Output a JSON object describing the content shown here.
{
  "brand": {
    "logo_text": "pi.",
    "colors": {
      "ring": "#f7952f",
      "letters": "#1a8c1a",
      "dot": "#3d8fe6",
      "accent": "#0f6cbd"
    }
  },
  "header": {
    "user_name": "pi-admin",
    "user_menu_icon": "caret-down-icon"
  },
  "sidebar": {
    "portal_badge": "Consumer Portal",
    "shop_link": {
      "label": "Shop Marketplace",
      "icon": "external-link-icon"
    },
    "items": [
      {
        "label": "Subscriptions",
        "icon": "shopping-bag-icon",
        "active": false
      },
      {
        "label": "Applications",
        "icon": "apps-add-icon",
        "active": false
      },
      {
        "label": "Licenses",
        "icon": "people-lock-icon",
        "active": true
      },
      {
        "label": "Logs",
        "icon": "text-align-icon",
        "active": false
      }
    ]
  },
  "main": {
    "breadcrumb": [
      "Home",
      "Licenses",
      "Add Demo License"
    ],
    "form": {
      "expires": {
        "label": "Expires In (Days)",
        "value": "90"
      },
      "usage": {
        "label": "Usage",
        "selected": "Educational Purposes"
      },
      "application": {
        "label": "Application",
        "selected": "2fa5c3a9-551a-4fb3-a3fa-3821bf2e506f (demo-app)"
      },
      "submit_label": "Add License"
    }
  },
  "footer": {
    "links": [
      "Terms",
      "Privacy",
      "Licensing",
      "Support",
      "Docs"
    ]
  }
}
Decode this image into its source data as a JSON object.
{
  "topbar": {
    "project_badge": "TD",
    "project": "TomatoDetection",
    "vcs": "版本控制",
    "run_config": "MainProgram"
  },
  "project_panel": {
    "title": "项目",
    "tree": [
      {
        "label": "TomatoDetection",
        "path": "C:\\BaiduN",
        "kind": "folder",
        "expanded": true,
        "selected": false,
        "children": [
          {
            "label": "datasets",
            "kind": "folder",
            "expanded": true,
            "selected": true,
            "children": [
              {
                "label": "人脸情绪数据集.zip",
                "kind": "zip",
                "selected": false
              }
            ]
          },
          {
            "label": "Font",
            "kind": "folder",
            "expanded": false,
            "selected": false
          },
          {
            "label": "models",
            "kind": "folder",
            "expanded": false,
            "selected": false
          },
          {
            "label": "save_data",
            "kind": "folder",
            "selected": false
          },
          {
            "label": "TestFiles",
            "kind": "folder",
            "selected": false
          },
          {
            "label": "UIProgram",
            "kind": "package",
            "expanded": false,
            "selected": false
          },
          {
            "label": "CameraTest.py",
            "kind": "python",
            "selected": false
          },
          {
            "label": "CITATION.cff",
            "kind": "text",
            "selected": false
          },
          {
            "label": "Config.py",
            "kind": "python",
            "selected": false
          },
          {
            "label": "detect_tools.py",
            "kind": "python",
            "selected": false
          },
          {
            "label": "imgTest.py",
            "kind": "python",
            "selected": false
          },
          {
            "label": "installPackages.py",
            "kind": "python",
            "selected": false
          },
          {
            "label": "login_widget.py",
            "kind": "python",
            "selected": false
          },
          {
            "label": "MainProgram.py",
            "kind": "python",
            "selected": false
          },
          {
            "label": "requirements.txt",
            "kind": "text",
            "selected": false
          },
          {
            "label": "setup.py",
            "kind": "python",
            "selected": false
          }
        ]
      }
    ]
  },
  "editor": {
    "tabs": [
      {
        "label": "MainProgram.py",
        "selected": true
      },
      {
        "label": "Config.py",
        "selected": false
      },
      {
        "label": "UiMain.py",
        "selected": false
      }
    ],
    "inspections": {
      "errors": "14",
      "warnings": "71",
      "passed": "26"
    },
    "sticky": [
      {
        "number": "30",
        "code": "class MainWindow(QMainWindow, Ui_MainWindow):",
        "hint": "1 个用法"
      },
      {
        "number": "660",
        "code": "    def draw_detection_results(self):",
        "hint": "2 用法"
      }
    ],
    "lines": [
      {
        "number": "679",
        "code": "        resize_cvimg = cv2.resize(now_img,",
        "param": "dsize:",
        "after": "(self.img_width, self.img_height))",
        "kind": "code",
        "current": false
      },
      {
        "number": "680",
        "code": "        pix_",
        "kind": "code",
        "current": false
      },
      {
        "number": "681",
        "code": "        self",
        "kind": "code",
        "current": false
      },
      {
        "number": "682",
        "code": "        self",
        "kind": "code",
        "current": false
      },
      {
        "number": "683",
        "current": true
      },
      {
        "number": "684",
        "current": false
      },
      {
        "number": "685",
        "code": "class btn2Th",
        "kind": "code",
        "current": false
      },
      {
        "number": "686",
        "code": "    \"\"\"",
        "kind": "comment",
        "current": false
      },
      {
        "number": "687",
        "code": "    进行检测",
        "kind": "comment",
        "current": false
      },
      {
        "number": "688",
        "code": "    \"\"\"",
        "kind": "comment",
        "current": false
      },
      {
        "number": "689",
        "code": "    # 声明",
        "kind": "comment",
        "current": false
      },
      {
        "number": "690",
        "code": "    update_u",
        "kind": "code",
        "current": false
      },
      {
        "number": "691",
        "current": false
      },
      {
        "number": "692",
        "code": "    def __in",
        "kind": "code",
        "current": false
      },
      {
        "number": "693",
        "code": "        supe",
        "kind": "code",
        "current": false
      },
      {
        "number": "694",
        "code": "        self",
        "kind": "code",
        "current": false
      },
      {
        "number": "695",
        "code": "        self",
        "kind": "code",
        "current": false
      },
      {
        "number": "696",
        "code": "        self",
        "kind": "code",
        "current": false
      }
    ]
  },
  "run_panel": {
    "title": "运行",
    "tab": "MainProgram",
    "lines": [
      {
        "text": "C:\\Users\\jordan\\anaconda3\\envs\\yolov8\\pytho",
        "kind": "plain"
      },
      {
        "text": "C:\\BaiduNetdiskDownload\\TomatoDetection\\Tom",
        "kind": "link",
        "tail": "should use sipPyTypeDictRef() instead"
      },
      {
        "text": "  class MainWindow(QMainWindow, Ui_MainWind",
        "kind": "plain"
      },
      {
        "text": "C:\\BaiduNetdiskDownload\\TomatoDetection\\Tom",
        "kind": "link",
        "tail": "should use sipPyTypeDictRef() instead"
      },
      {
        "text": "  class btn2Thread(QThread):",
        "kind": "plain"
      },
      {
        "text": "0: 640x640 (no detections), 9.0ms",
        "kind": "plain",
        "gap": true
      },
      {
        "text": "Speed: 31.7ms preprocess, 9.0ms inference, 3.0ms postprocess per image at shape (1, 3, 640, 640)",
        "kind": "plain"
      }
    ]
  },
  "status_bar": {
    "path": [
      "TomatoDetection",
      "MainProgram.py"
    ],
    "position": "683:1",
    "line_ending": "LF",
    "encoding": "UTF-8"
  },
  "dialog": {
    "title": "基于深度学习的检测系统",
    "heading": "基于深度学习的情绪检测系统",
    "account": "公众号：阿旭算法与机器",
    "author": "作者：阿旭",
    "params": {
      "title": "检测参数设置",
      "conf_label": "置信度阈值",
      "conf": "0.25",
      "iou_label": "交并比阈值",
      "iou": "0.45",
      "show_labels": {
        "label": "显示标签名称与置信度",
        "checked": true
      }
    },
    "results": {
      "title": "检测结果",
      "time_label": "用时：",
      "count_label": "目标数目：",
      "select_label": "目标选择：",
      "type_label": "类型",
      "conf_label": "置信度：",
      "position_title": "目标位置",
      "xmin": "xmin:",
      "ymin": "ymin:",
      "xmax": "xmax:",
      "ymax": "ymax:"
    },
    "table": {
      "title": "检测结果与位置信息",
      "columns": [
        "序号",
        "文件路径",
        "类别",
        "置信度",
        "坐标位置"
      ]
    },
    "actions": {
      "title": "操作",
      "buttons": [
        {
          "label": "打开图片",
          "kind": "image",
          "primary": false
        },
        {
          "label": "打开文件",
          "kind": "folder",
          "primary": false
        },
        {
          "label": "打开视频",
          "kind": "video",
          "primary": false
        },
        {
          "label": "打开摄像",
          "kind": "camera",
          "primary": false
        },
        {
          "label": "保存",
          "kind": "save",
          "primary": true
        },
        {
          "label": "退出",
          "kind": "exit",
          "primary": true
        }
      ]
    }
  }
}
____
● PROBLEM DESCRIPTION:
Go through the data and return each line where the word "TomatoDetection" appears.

● SOLVED PROBLEM:
    "project": "TomatoDetection",
        "label": "TomatoDetection",
        "text": "C:\\BaiduNetdiskDownload\\TomatoDetection\\Tom",
        "text": "C:\\BaiduNetdiskDownload\\TomatoDetection\\Tom",
      "TomatoDetection",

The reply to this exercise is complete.